The church can be a space for difficult conversations about choices at the end of life—along with being a place for communal care.
I believe that my leadership has been most effective when I know who's giving what to the church.
Some churches have well-developed processes of assessment, support, and goal setting. Others have no review mechanism whatsoever.
If you look around at most denominational meetings, you will see that Baby Boom retirements will have a massive impact on our denominations. Boomers make the majority of those in the pews, in the pulpits, and in power. The first wave of Boomers is in the midst of retiring, so what can we expect? How will this affect us? I can’t say for sure, but let me look into my crystal ball and tell you what I see.

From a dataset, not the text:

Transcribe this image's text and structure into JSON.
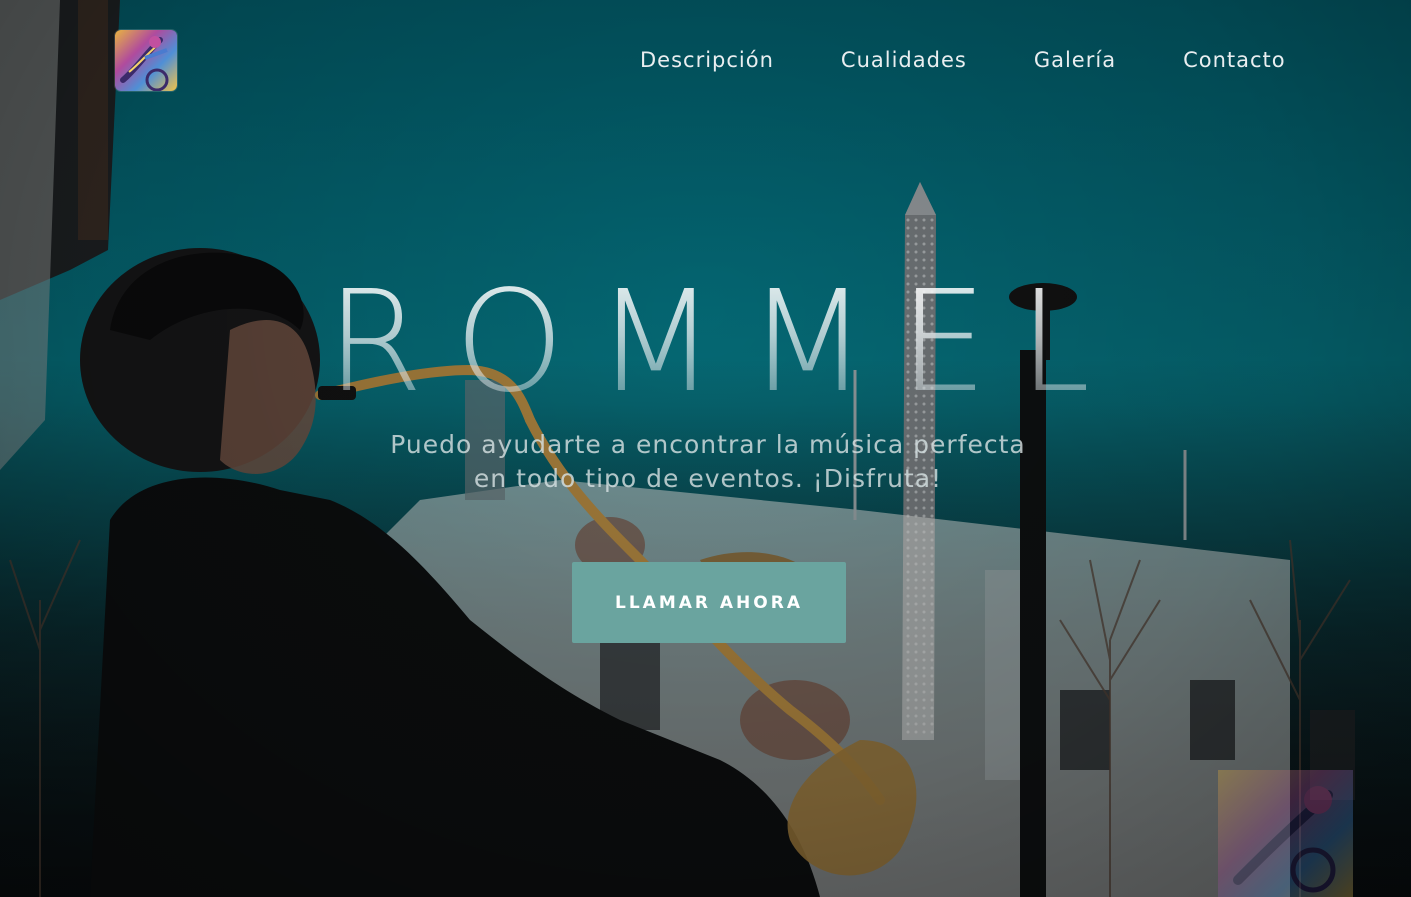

Everyone knew the family's problems, but there was never a word of judgment or even pity. The congregation was just being the church.
I knew I had to talk to him. This longtime church elder would soon see my newsletter article, and he wasn't going to like it.
North Carolina voters go to the polls today, and the race that will make all the headlines doesn’t have a candidate. On the ballot is a constitutional amendment defining marriage between one man and one woman as the only legal domestic union recognized by the state. I’m against the amendment--a popular view here in Greensboro. The city council passed a resolution opposing it. Light blue “Vote Against” yard signs dot the neighborhood around our church. Across the state, opinions are more varied.